- What is expected -
Lines with the word "emoji" in them must be copied from the records below.

- Excerpted data -

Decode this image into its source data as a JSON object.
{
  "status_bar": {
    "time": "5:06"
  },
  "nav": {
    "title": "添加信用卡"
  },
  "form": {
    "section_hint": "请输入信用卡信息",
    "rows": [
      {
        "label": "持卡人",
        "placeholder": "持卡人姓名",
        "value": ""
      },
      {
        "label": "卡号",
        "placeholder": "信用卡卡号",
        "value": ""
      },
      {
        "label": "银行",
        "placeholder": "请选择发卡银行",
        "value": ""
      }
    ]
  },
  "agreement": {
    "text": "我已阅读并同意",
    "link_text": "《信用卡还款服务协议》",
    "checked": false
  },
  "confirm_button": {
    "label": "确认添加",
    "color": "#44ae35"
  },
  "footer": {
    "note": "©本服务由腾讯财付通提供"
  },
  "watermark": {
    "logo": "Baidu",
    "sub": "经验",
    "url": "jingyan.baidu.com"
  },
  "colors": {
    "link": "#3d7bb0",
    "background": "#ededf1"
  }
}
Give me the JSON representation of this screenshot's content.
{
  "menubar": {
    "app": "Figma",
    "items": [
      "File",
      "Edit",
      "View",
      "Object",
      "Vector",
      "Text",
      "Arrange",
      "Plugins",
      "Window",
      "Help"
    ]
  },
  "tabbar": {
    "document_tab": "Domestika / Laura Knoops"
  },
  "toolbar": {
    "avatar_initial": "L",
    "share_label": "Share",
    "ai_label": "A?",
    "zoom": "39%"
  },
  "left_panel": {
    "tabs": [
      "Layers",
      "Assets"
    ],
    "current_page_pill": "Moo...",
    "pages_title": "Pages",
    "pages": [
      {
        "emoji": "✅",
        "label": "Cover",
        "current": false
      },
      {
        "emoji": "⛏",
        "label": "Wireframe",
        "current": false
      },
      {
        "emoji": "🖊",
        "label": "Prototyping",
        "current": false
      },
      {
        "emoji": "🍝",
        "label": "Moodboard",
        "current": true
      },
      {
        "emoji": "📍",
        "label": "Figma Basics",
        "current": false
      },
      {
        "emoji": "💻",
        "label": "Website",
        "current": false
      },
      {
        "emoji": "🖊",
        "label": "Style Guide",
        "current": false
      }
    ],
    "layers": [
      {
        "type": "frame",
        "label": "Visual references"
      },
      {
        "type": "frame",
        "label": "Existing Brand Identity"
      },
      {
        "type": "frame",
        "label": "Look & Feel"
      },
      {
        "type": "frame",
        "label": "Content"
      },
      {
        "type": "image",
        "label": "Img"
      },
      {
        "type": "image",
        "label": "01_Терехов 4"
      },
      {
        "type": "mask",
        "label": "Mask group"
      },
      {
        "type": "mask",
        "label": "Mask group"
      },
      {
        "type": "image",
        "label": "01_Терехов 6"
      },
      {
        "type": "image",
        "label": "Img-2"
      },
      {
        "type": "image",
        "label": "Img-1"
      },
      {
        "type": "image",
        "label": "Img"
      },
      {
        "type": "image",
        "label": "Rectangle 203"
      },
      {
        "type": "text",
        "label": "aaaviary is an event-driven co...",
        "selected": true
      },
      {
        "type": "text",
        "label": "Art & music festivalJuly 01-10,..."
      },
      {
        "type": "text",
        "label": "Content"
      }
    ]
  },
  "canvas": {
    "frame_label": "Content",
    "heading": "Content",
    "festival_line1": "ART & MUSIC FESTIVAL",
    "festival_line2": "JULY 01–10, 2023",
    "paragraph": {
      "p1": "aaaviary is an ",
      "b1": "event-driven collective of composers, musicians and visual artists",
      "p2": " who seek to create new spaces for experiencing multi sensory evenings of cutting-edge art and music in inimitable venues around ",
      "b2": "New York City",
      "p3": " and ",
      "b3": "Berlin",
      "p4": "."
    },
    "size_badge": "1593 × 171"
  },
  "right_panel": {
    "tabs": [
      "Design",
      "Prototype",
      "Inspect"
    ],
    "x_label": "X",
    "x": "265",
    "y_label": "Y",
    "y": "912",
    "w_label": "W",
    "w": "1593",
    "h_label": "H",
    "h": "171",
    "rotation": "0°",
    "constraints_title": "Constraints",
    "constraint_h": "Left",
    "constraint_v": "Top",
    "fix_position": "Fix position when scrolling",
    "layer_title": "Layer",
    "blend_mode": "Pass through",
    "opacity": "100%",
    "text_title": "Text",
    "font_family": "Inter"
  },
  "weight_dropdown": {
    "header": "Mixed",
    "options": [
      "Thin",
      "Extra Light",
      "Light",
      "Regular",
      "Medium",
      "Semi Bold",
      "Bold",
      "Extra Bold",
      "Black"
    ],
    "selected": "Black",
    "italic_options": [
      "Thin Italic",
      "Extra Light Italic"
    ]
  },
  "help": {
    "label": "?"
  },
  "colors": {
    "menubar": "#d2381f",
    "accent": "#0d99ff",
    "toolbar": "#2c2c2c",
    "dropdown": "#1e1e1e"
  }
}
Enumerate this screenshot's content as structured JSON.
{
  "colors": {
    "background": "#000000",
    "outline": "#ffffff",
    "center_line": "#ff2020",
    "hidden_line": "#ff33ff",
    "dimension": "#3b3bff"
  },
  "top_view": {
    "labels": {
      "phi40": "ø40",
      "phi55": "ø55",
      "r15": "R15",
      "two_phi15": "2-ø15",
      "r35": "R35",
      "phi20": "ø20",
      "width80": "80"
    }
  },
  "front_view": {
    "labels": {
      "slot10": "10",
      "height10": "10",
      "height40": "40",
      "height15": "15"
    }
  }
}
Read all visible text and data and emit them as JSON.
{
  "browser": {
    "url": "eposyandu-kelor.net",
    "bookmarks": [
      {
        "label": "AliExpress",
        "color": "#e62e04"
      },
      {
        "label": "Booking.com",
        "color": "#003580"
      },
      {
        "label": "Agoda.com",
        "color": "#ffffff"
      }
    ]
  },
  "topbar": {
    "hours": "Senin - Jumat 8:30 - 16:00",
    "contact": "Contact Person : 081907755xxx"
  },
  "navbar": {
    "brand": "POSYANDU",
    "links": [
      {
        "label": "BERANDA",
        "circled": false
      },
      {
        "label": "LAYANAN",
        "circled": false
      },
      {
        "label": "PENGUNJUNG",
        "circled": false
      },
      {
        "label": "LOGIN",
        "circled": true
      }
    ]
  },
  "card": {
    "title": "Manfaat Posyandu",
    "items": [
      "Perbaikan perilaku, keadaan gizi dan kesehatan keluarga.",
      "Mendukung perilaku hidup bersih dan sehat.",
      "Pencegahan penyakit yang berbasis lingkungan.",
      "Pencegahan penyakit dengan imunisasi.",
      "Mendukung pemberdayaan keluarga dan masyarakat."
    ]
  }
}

- Result of the task -
        "emoji": "✅",
        "emoji": "⛏",
        "emoji": "🖊",
        "emoji": "🍝",
        "emoji": "📍",
        "emoji": "💻",
        "emoji": "🖊",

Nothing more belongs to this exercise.